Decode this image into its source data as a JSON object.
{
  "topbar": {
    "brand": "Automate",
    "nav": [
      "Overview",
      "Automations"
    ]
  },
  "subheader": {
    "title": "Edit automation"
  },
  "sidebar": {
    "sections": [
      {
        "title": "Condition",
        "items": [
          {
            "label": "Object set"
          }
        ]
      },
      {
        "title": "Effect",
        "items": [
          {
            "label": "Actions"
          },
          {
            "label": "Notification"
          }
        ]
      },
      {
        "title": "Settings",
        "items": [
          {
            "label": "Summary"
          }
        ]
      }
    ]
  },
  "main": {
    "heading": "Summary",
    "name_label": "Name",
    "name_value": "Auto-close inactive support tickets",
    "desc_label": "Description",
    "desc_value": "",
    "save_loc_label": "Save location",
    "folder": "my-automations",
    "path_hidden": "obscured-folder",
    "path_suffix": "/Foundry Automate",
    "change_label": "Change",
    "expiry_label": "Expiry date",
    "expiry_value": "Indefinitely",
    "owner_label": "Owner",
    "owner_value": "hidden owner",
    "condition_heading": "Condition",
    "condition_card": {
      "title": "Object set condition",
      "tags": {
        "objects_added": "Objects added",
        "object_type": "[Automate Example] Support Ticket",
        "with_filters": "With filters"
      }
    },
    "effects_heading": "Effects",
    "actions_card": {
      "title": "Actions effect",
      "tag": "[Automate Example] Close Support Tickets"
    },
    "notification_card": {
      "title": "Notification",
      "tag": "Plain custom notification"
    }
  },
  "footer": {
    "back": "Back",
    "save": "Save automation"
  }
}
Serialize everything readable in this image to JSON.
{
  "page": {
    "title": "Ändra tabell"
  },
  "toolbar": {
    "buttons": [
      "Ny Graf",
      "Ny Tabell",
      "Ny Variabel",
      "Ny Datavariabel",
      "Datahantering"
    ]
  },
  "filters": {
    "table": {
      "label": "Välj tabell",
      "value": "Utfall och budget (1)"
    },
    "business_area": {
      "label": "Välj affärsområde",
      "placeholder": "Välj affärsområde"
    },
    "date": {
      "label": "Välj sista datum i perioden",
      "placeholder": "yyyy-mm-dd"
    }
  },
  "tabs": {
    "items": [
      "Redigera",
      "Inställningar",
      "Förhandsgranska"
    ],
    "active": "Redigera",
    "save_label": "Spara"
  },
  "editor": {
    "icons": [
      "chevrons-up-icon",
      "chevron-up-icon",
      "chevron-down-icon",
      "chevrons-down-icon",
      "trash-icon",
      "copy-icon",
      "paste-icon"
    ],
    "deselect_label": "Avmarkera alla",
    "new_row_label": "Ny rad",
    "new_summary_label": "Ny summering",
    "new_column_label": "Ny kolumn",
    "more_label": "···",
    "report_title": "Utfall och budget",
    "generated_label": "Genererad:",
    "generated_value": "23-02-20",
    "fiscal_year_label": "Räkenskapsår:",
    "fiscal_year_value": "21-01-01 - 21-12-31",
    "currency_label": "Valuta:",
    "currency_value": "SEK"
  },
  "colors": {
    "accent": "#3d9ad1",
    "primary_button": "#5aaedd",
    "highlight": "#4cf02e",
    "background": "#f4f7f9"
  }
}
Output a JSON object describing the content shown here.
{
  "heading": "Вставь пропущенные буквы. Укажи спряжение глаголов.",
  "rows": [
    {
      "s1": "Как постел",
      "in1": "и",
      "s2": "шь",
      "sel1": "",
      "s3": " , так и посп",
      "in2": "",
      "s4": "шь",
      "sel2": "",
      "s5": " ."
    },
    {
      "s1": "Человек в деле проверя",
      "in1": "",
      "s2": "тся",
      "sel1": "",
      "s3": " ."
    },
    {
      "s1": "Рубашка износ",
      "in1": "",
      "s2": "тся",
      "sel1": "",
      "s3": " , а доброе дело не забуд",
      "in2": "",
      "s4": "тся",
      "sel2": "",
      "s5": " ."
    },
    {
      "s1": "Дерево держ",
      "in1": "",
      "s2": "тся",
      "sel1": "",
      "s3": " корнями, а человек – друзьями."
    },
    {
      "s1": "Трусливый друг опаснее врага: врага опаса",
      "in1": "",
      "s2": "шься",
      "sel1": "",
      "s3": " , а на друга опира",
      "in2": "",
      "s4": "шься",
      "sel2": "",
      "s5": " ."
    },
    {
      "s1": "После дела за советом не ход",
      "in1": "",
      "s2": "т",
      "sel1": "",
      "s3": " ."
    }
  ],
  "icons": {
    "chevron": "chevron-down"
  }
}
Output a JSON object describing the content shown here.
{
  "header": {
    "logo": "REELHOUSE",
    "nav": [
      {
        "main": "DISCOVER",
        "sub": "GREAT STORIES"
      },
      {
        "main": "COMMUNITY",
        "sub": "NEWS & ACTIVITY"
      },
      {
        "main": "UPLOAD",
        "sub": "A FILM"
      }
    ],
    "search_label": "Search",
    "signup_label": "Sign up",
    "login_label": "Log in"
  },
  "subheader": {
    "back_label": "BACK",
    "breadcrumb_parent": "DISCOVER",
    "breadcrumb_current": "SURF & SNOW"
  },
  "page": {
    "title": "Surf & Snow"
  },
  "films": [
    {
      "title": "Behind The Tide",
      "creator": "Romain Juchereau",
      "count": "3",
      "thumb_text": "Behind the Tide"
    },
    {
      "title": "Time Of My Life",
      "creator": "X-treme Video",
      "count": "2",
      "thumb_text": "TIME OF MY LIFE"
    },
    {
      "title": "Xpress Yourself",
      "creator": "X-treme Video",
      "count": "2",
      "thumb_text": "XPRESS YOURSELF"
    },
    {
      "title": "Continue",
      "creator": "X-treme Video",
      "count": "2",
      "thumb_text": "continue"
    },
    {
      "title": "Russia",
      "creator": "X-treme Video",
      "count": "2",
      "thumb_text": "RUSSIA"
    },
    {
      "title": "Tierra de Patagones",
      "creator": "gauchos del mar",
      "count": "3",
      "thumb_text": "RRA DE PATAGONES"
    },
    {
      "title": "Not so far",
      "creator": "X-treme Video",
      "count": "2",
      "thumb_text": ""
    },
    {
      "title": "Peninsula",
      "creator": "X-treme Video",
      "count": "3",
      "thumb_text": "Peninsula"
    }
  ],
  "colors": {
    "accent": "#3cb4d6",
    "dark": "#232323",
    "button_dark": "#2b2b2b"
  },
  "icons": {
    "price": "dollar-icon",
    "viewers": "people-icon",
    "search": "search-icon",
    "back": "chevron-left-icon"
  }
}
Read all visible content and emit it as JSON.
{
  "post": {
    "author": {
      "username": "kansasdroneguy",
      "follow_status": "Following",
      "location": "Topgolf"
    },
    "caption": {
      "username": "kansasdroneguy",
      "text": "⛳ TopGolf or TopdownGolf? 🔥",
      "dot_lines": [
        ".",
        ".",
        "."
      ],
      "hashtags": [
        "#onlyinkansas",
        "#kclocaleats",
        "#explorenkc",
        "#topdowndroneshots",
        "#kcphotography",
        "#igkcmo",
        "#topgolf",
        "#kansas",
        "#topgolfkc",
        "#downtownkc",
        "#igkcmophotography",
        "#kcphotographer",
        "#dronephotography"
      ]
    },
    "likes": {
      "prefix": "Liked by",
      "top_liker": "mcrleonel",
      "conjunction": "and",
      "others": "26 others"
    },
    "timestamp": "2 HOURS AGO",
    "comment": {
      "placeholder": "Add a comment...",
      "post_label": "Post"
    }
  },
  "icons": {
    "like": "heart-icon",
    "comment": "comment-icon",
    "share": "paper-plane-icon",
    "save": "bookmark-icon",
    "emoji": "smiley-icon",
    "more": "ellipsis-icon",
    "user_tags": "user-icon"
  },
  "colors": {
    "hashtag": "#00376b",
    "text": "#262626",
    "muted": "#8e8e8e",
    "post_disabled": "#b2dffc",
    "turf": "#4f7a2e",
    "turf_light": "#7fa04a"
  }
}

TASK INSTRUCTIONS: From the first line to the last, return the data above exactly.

RESPONSE AREA:
Decode this image into its source data as a JSON object.
{
  "topbar": {
    "brand": "Automate",
    "nav": [
      "Overview",
      "Automations"
    ]
  },
  "subheader": {
    "title": "Edit automation"
  },
  "sidebar": {
    "sections": [
      {
        "title": "Condition",
        "items": [
          {
            "label": "Object set"
          }
        ]
      },
      {
        "title": "Effect",
        "items": [
          {
            "label": "Actions"
          },
          {
            "label": "Notification"
          }
        ]
      },
      {
        "title": "Settings",
        "items": [
          {
            "label": "Summary"
          }
        ]
      }
    ]
  },
  "main": {
    "heading": "Summary",
    "name_label": "Name",
    "name_value": "Auto-close inactive support tickets",
    "desc_label": "Description",
    "desc_value": "",
    "save_loc_label": "Save location",
    "folder": "my-automations",
    "path_hidden": "obscured-folder",
    "path_suffix": "/Foundry Automate",
    "change_label": "Change",
    "expiry_label": "Expiry date",
    "expiry_value": "Indefinitely",
    "owner_label": "Owner",
    "owner_value": "hidden owner",
    "condition_heading": "Condition",
    "condition_card": {
      "title": "Object set condition",
      "tags": {
        "objects_added": "Objects added",
        "object_type": "[Automate Example] Support Ticket",
        "with_filters": "With filters"
      }
    },
    "effects_heading": "Effects",
    "actions_card": {
      "title": "Actions effect",
      "tag": "[Automate Example] Close Support Tickets"
    },
    "notification_card": {
      "title": "Notification",
      "tag": "Plain custom notification"
    }
  },
  "footer": {
    "back": "Back",
    "save": "Save automation"
  }
}
Serialize everything readable in this image to JSON.
{
  "page": {
    "title": "Ändra tabell"
  },
  "toolbar": {
    "buttons": [
      "Ny Graf",
      "Ny Tabell",
      "Ny Variabel",
      "Ny Datavariabel",
      "Datahantering"
    ]
  },
  "filters": {
    "table": {
      "label": "Välj tabell",
      "value": "Utfall och budget (1)"
    },
    "business_area": {
      "label": "Välj affärsområde",
      "placeholder": "Välj affärsområde"
    },
    "date": {
      "label": "Välj sista datum i perioden",
      "placeholder": "yyyy-mm-dd"
    }
  },
  "tabs": {
    "items": [
      "Redigera",
      "Inställningar",
      "Förhandsgranska"
    ],
    "active": "Redigera",
    "save_label": "Spara"
  },
  "editor": {
    "icons": [
      "chevrons-up-icon",
      "chevron-up-icon",
      "chevron-down-icon",
      "chevrons-down-icon",
      "trash-icon",
      "copy-icon",
      "paste-icon"
    ],
    "deselect_label": "Avmarkera alla",
    "new_row_label": "Ny rad",
    "new_summary_label": "Ny summering",
    "new_column_label": "Ny kolumn",
    "more_label": "···",
    "report_title": "Utfall och budget",
    "generated_label": "Genererad:",
    "generated_value": "23-02-20",
    "fiscal_year_label": "Räkenskapsår:",
    "fiscal_year_value": "21-01-01 - 21-12-31",
    "currency_label": "Valuta:",
    "currency_value": "SEK"
  },
  "colors": {
    "accent": "#3d9ad1",
    "primary_button": "#5aaedd",
    "highlight": "#4cf02e",
    "background": "#f4f7f9"
  }
}
Output a JSON object describing the content shown here.
{
  "heading": "Вставь пропущенные буквы. Укажи спряжение глаголов.",
  "rows": [
    {
      "s1": "Как постел",
      "in1": "и",
      "s2": "шь",
      "sel1": "",
      "s3": " , так и посп",
      "in2": "",
      "s4": "шь",
      "sel2": "",
      "s5": " ."
    },
    {
      "s1": "Человек в деле проверя",
      "in1": "",
      "s2": "тся",
      "sel1": "",
      "s3": " ."
    },
    {
      "s1": "Рубашка износ",
      "in1": "",
      "s2": "тся",
      "sel1": "",
      "s3": " , а доброе дело не забуд",
      "in2": "",
      "s4": "тся",
      "sel2": "",
      "s5": " ."
    },
    {
      "s1": "Дерево держ",
      "in1": "",
      "s2": "тся",
      "sel1": "",
      "s3": " корнями, а человек – друзьями."
    },
    {
      "s1": "Трусливый друг опаснее врага: врага опаса",
      "in1": "",
      "s2": "шься",
      "sel1": "",
      "s3": " , а на друга опира",
      "in2": "",
      "s4": "шься",
      "sel2": "",
      "s5": " ."
    },
    {
      "s1": "После дела за советом не ход",
      "in1": "",
      "s2": "т",
      "sel1": "",
      "s3": " ."
    }
  ],
  "icons": {
    "chevron": "chevron-down"
  }
}
Output a JSON object describing the content shown here.
{
  "header": {
    "logo": "REELHOUSE",
    "nav": [
      {
        "main": "DISCOVER",
        "sub": "GREAT STORIES"
      },
      {
        "main": "COMMUNITY",
        "sub": "NEWS & ACTIVITY"
      },
      {
        "main": "UPLOAD",
        "sub": "A FILM"
      }
    ],
    "search_label": "Search",
    "signup_label": "Sign up",
    "login_label": "Log in"
  },
  "subheader": {
    "back_label": "BACK",
    "breadcrumb_parent": "DISCOVER",
    "breadcrumb_current": "SURF & SNOW"
  },
  "page": {
    "title": "Surf & Snow"
  },
  "films": [
    {
      "title": "Behind The Tide",
      "creator": "Romain Juchereau",
      "count": "3",
      "thumb_text": "Behind the Tide"
    },
    {
      "title": "Time Of My Life",
      "creator": "X-treme Video",
      "count": "2",
      "thumb_text": "TIME OF MY LIFE"
    },
    {
      "title": "Xpress Yourself",
      "creator": "X-treme Video",
      "count": "2",
      "thumb_text": "XPRESS YOURSELF"
    },
    {
      "title": "Continue",
      "creator": "X-treme Video",
      "count": "2",
      "thumb_text": "continue"
    },
    {
      "title": "Russia",
      "creator": "X-treme Video",
      "count": "2",
      "thumb_text": "RUSSIA"
    },
    {
      "title": "Tierra de Patagones",
      "creator": "gauchos del mar",
      "count": "3",
      "thumb_text": "RRA DE PATAGONES"
    },
    {
      "title": "Not so far",
      "creator": "X-treme Video",
      "count": "2",
      "thumb_text": ""
    },
    {
      "title": "Peninsula",
      "creator": "X-treme Video",
      "count": "3",
      "thumb_text": "Peninsula"
    }
  ],
  "colors": {
    "accent": "#3cb4d6",
    "dark": "#232323",
    "button_dark": "#2b2b2b"
  },
  "icons": {
    "price": "dollar-icon",
    "viewers": "people-icon",
    "search": "search-icon",
    "back": "chevron-left-icon"
  }
}
Read all visible content and emit it as JSON.
{
  "post": {
    "author": {
      "username": "kansasdroneguy",
      "follow_status": "Following",
      "location": "Topgolf"
    },
    "caption": {
      "username": "kansasdroneguy",
      "text": "⛳ TopGolf or TopdownGolf? 🔥",
      "dot_lines": [
        ".",
        ".",
        "."
      ],
      "hashtags": [
        "#onlyinkansas",
        "#kclocaleats",
        "#explorenkc",
        "#topdowndroneshots",
        "#kcphotography",
        "#igkcmo",
        "#topgolf",
        "#kansas",
        "#topgolfkc",
        "#downtownkc",
        "#igkcmophotography",
        "#kcphotographer",
        "#dronephotography"
      ]
    },
    "likes": {
      "prefix": "Liked by",
      "top_liker": "mcrleonel",
      "conjunction": "and",
      "others": "26 others"
    },
    "timestamp": "2 HOURS AGO",
    "comment": {
      "placeholder": "Add a comment...",
      "post_label": "Post"
    }
  },
  "icons": {
    "like": "heart-icon",
    "comment": "comment-icon",
    "share": "paper-plane-icon",
    "save": "bookmark-icon",
    "emoji": "smiley-icon",
    "more": "ellipsis-icon",
    "user_tags": "user-icon"
  },
  "colors": {
    "hashtag": "#00376b",
    "text": "#262626",
    "muted": "#8e8e8e",
    "post_disabled": "#b2dffc",
    "turf": "#4f7a2e",
    "turf_light": "#7fa04a"
  }
}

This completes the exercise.